[Try it] Please restate every record below word for word.

- Opening Delimiter -

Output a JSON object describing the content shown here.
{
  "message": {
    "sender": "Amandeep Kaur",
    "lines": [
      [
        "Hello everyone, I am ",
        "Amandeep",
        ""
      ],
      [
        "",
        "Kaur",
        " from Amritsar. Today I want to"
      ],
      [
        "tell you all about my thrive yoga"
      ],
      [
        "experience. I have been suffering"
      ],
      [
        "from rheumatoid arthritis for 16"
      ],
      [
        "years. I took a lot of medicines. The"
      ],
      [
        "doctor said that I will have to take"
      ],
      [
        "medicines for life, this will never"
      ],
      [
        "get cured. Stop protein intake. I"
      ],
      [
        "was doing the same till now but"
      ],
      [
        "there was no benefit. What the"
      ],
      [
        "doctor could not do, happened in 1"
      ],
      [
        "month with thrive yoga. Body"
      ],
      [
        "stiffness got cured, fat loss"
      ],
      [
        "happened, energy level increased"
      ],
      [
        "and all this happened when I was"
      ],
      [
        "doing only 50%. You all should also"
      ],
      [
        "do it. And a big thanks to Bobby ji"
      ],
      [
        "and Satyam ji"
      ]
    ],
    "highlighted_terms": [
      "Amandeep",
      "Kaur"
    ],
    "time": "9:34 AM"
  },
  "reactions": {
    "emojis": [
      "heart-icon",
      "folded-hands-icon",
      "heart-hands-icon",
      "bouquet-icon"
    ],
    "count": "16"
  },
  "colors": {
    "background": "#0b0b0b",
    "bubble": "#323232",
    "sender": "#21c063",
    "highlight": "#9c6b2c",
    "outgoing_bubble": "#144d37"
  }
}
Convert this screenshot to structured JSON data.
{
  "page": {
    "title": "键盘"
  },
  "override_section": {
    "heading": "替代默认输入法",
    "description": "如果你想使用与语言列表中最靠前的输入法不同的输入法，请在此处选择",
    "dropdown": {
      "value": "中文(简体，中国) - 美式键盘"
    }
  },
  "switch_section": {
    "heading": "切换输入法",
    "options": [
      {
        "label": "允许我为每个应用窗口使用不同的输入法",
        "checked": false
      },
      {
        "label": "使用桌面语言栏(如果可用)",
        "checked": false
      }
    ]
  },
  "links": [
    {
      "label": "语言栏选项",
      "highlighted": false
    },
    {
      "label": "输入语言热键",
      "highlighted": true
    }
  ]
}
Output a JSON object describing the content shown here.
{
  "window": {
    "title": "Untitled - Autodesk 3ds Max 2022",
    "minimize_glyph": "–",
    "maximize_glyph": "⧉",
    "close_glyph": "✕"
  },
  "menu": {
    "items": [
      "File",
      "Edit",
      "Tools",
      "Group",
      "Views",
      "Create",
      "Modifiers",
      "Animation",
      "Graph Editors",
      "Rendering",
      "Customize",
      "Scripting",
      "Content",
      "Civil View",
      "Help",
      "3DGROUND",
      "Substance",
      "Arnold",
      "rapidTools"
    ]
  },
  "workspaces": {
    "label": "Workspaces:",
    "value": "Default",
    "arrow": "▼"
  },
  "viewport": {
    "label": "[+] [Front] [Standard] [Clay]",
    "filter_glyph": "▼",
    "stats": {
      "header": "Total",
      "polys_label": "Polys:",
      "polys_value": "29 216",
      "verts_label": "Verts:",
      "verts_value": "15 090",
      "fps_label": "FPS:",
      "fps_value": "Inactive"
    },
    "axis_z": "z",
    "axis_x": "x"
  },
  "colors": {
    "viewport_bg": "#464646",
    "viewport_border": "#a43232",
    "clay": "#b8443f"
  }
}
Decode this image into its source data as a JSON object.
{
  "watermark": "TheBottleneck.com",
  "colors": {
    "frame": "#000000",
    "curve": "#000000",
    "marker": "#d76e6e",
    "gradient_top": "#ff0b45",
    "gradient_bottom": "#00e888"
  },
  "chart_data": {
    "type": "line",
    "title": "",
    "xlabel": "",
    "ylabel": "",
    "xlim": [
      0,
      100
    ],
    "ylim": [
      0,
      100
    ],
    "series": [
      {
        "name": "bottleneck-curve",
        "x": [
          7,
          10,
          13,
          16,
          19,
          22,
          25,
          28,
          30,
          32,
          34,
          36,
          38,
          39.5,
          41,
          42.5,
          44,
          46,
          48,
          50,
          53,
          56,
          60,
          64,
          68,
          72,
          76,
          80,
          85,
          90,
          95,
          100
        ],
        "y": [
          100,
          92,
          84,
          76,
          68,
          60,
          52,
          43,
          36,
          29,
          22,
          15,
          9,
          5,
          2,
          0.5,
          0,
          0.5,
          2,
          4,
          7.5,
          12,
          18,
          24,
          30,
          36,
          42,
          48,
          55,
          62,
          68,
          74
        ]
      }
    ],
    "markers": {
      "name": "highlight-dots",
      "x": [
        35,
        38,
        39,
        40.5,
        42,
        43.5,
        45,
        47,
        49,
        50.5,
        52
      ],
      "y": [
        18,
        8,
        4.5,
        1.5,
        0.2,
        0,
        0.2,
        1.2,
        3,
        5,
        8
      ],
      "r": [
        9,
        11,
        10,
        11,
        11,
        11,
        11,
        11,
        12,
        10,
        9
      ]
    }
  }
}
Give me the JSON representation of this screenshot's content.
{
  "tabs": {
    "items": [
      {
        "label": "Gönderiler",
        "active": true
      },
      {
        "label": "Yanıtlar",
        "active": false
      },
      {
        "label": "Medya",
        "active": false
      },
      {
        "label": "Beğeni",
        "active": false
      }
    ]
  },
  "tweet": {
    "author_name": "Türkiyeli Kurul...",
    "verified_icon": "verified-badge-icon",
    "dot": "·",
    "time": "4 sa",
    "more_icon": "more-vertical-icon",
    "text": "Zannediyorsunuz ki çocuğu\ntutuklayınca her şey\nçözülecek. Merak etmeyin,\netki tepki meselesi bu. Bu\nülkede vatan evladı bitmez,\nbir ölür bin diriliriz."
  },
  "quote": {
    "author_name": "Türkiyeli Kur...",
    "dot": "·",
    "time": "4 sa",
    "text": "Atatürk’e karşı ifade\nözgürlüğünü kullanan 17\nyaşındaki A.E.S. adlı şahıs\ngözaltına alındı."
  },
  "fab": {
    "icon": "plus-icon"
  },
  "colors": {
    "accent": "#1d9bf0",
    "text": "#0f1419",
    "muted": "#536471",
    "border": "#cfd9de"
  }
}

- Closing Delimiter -

[Task output]
Output a JSON object describing the content shown here.
{
  "message": {
    "sender": "Amandeep Kaur",
    "lines": [
      [
        "Hello everyone, I am ",
        "Amandeep",
        ""
      ],
      [
        "",
        "Kaur",
        " from Amritsar. Today I want to"
      ],
      [
        "tell you all about my thrive yoga"
      ],
      [
        "experience. I have been suffering"
      ],
      [
        "from rheumatoid arthritis for 16"
      ],
      [
        "years. I took a lot of medicines. The"
      ],
      [
        "doctor said that I will have to take"
      ],
      [
        "medicines for life, this will never"
      ],
      [
        "get cured. Stop protein intake. I"
      ],
      [
        "was doing the same till now but"
      ],
      [
        "there was no benefit. What the"
      ],
      [
        "doctor could not do, happened in 1"
      ],
      [
        "month with thrive yoga. Body"
      ],
      [
        "stiffness got cured, fat loss"
      ],
      [
        "happened, energy level increased"
      ],
      [
        "and all this happened when I was"
      ],
      [
        "doing only 50%. You all should also"
      ],
      [
        "do it. And a big thanks to Bobby ji"
      ],
      [
        "and Satyam ji"
      ]
    ],
    "highlighted_terms": [
      "Amandeep",
      "Kaur"
    ],
    "time": "9:34 AM"
  },
  "reactions": {
    "emojis": [
      "heart-icon",
      "folded-hands-icon",
      "heart-hands-icon",
      "bouquet-icon"
    ],
    "count": "16"
  },
  "colors": {
    "background": "#0b0b0b",
    "bubble": "#323232",
    "sender": "#21c063",
    "highlight": "#9c6b2c",
    "outgoing_bubble": "#144d37"
  }
}
Convert this screenshot to structured JSON data.
{
  "page": {
    "title": "键盘"
  },
  "override_section": {
    "heading": "替代默认输入法",
    "description": "如果你想使用与语言列表中最靠前的输入法不同的输入法，请在此处选择",
    "dropdown": {
      "value": "中文(简体，中国) - 美式键盘"
    }
  },
  "switch_section": {
    "heading": "切换输入法",
    "options": [
      {
        "label": "允许我为每个应用窗口使用不同的输入法",
        "checked": false
      },
      {
        "label": "使用桌面语言栏(如果可用)",
        "checked": false
      }
    ]
  },
  "links": [
    {
      "label": "语言栏选项",
      "highlighted": false
    },
    {
      "label": "输入语言热键",
      "highlighted": true
    }
  ]
}
Output a JSON object describing the content shown here.
{
  "window": {
    "title": "Untitled - Autodesk 3ds Max 2022",
    "minimize_glyph": "–",
    "maximize_glyph": "⧉",
    "close_glyph": "✕"
  },
  "menu": {
    "items": [
      "File",
      "Edit",
      "Tools",
      "Group",
      "Views",
      "Create",
      "Modifiers",
      "Animation",
      "Graph Editors",
      "Rendering",
      "Customize",
      "Scripting",
      "Content",
      "Civil View",
      "Help",
      "3DGROUND",
      "Substance",
      "Arnold",
      "rapidTools"
    ]
  },
  "workspaces": {
    "label": "Workspaces:",
    "value": "Default",
    "arrow": "▼"
  },
  "viewport": {
    "label": "[+] [Front] [Standard] [Clay]",
    "filter_glyph": "▼",
    "stats": {
      "header": "Total",
      "polys_label": "Polys:",
      "polys_value": "29 216",
      "verts_label": "Verts:",
      "verts_value": "15 090",
      "fps_label": "FPS:",
      "fps_value": "Inactive"
    },
    "axis_z": "z",
    "axis_x": "x"
  },
  "colors": {
    "viewport_bg": "#464646",
    "viewport_border": "#a43232",
    "clay": "#b8443f"
  }
}
Decode this image into its source data as a JSON object.
{
  "watermark": "TheBottleneck.com",
  "colors": {
    "frame": "#000000",
    "curve": "#000000",
    "marker": "#d76e6e",
    "gradient_top": "#ff0b45",
    "gradient_bottom": "#00e888"
  },
  "chart_data": {
    "type": "line",
    "title": "",
    "xlabel": "",
    "ylabel": "",
    "xlim": [
      0,
      100
    ],
    "ylim": [
      0,
      100
    ],
    "series": [
      {
        "name": "bottleneck-curve",
        "x": [
          7,
          10,
          13,
          16,
          19,
          22,
          25,
          28,
          30,
          32,
          34,
          36,
          38,
          39.5,
          41,
          42.5,
          44,
          46,
          48,
          50,
          53,
          56,
          60,
          64,
          68,
          72,
          76,
          80,
          85,
          90,
          95,
          100
        ],
        "y": [
          100,
          92,
          84,
          76,
          68,
          60,
          52,
          43,
          36,
          29,
          22,
          15,
          9,
          5,
          2,
          0.5,
          0,
          0.5,
          2,
          4,
          7.5,
          12,
          18,
          24,
          30,
          36,
          42,
          48,
          55,
          62,
          68,
          74
        ]
      }
    ],
    "markers": {
      "name": "highlight-dots",
      "x": [
        35,
        38,
        39,
        40.5,
        42,
        43.5,
        45,
        47,
        49,
        50.5,
        52
      ],
      "y": [
        18,
        8,
        4.5,
        1.5,
        0.2,
        0,
        0.2,
        1.2,
        3,
        5,
        8
      ],
      "r": [
        9,
        11,
        10,
        11,
        11,
        11,
        11,
        11,
        12,
        10,
        9
      ]
    }
  }
}
Give me the JSON representation of this screenshot's content.
{
  "tabs": {
    "items": [
      {
        "label": "Gönderiler",
        "active": true
      },
      {
        "label": "Yanıtlar",
        "active": false
      },
      {
        "label": "Medya",
        "active": false
      },
      {
        "label": "Beğeni",
        "active": false
      }
    ]
  },
  "tweet": {
    "author_name": "Türkiyeli Kurul...",
    "verified_icon": "verified-badge-icon",
    "dot": "·",
    "time": "4 sa",
    "more_icon": "more-vertical-icon",
    "text": "Zannediyorsunuz ki çocuğu\ntutuklayınca her şey\nçözülecek. Merak etmeyin,\netki tepki meselesi bu. Bu\nülkede vatan evladı bitmez,\nbir ölür bin diriliriz."
  },
  "quote": {
    "author_name": "Türkiyeli Kur...",
    "dot": "·",
    "time": "4 sa",
    "text": "Atatürk’e karşı ifade\nözgürlüğünü kullanan 17\nyaşındaki A.E.S. adlı şahıs\ngözaltına alındı."
  },
  "fab": {
    "icon": "plus-icon"
  },
  "colors": {
    "accent": "#1d9bf0",
    "text": "#0f1419",
    "muted": "#536471",
    "border": "#cfd9de"
  }
}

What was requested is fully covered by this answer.